- _Requirement_: Lines in the listing below that contain the string "subject" are to be found and copied.

####################

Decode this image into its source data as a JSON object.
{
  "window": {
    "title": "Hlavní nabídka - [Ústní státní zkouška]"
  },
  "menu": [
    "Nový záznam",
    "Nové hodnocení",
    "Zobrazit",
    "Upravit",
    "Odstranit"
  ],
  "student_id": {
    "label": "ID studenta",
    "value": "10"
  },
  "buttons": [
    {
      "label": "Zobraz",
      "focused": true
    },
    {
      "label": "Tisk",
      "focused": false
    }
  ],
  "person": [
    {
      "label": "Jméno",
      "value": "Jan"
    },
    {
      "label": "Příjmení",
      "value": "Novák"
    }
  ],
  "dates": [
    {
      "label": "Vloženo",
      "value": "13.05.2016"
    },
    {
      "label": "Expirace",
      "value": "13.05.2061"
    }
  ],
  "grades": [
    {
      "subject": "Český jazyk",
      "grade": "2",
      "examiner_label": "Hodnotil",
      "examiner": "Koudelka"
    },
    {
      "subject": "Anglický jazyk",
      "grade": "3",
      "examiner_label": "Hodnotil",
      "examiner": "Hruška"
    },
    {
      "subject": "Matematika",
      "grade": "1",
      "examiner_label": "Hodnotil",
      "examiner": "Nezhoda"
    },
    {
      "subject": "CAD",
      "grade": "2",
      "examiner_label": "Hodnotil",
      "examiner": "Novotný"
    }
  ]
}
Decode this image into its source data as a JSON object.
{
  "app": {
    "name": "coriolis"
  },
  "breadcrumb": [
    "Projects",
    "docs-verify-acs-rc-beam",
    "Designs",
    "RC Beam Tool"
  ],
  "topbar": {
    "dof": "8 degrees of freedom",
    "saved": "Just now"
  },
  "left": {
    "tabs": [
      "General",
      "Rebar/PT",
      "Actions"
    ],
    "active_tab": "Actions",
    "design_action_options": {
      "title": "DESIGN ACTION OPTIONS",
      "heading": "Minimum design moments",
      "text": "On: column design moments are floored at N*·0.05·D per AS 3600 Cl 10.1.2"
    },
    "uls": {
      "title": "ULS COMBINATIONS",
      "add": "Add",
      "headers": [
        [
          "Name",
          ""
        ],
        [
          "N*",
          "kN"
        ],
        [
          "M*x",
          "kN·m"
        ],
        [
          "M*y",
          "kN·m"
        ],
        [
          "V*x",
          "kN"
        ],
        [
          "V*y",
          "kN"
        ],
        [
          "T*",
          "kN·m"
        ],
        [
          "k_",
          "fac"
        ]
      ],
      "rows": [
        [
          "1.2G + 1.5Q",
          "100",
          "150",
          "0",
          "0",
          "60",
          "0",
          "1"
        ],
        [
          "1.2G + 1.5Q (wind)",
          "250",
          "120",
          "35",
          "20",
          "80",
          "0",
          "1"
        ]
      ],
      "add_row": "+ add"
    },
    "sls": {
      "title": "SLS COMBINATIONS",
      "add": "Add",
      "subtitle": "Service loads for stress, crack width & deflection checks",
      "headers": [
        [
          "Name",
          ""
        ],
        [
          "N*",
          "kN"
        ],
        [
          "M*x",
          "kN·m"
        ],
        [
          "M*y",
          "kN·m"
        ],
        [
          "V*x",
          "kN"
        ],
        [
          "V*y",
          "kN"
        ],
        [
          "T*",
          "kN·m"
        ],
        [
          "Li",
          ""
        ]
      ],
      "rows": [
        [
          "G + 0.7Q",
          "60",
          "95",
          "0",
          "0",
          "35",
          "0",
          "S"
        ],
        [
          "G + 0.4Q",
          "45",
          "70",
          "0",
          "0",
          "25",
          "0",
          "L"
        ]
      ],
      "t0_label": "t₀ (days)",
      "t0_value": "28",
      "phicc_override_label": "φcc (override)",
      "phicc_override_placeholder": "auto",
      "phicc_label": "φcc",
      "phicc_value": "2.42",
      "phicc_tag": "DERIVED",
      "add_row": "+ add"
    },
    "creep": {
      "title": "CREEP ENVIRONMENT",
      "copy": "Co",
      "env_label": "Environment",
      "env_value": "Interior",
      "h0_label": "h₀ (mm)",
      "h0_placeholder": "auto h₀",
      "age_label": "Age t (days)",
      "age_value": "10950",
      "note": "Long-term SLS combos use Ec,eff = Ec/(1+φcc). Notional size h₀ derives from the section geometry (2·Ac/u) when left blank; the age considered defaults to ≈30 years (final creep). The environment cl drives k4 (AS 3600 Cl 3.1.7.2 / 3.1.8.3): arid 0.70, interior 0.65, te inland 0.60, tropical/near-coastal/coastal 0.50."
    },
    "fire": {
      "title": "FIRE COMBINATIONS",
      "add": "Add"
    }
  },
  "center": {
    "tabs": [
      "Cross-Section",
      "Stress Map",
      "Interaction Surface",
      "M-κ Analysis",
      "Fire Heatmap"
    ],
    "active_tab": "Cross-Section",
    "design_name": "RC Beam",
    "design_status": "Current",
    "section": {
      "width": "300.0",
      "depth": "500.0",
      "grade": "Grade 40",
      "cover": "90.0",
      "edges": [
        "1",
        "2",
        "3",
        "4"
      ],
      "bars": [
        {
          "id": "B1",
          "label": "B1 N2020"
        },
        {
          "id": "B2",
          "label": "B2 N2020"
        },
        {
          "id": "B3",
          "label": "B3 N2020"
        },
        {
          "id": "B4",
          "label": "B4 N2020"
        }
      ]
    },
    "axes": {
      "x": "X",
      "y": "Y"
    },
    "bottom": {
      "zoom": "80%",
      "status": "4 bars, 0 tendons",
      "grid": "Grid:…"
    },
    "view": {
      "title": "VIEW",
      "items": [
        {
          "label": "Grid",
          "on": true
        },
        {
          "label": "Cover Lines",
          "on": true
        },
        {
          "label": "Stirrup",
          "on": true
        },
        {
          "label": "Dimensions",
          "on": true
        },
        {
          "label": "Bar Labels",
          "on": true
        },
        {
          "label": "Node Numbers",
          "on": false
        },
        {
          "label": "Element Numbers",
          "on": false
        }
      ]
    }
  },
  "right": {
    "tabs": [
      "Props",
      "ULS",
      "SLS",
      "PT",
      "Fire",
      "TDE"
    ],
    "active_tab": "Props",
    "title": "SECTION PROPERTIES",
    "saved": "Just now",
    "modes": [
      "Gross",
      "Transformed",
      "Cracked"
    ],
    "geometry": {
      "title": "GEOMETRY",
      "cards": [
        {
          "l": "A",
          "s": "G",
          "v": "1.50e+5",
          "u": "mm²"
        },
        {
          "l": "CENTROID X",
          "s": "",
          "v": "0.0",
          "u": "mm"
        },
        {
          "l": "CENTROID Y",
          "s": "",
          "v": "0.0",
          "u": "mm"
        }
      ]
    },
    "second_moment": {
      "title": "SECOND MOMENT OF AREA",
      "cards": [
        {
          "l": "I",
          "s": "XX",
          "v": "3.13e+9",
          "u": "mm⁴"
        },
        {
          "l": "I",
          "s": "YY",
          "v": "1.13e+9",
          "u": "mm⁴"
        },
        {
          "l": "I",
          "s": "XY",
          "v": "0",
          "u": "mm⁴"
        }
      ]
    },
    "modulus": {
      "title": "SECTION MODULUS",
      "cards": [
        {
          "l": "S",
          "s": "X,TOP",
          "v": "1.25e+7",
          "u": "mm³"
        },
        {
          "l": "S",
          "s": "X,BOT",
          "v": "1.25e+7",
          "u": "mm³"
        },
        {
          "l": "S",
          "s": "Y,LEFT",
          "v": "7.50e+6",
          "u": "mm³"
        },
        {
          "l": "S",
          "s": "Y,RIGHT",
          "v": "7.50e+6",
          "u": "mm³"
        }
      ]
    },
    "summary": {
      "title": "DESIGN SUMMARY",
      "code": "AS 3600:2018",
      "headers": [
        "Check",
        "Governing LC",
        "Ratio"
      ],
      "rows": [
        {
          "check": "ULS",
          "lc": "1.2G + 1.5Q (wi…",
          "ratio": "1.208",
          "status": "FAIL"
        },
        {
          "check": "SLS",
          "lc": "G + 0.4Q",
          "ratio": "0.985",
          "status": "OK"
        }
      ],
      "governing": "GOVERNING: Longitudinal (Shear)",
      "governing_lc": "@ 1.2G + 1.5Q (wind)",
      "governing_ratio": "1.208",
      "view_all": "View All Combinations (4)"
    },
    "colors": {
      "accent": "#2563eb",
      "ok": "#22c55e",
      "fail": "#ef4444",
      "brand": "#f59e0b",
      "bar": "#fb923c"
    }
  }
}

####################

- _Solution below_:
      "subject": "Český jazyk",
      "subject": "Anglický jazyk",
      "subject": "Matematika",
      "subject": "CAD",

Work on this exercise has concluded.